AIM OF THE TASK
Copy each line of the data beneath in which the word "Сабактын" appears.

EXERCISE MATERIAL
###
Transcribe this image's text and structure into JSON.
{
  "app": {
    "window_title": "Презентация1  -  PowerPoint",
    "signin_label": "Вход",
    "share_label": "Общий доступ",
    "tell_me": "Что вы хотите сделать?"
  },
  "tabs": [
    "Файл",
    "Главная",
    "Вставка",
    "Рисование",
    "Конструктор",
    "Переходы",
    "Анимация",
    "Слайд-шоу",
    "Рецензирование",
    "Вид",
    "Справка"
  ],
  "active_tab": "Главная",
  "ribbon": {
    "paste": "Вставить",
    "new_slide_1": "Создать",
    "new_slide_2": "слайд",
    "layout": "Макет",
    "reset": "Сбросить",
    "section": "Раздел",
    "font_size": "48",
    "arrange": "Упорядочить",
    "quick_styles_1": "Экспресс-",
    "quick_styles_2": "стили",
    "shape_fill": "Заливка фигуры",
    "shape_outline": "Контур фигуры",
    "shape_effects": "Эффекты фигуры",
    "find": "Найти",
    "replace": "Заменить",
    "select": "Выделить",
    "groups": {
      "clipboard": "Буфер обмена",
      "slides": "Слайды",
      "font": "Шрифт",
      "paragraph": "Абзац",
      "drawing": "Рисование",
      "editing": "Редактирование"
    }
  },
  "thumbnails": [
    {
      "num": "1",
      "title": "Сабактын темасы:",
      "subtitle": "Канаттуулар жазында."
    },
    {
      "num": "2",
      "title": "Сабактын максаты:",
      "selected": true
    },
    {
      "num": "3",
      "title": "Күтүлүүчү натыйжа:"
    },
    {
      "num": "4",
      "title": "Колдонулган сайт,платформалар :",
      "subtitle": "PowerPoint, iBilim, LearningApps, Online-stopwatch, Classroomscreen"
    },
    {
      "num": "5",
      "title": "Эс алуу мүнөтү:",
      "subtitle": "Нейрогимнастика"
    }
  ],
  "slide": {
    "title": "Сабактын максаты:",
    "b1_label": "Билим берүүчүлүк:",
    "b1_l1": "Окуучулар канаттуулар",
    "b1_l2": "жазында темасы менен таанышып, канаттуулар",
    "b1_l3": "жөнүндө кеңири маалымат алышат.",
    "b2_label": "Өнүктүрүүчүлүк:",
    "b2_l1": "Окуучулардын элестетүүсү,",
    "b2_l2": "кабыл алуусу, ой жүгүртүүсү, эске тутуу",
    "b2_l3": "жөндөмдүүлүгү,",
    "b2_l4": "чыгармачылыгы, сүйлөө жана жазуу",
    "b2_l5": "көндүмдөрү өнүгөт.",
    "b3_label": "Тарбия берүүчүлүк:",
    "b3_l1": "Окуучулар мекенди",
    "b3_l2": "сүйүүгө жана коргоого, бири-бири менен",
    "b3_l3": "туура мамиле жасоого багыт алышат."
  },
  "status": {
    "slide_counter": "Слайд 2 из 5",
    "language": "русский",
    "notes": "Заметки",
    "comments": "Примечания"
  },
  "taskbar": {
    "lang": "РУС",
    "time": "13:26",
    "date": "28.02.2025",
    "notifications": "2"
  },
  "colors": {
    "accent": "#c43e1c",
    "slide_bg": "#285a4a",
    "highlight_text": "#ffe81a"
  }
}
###
ANSWER TO THIS PROBLEM
      "title": "Сабактын темасы:",
      "title": "Сабактын максаты:",
    "title": "Сабактын максаты:",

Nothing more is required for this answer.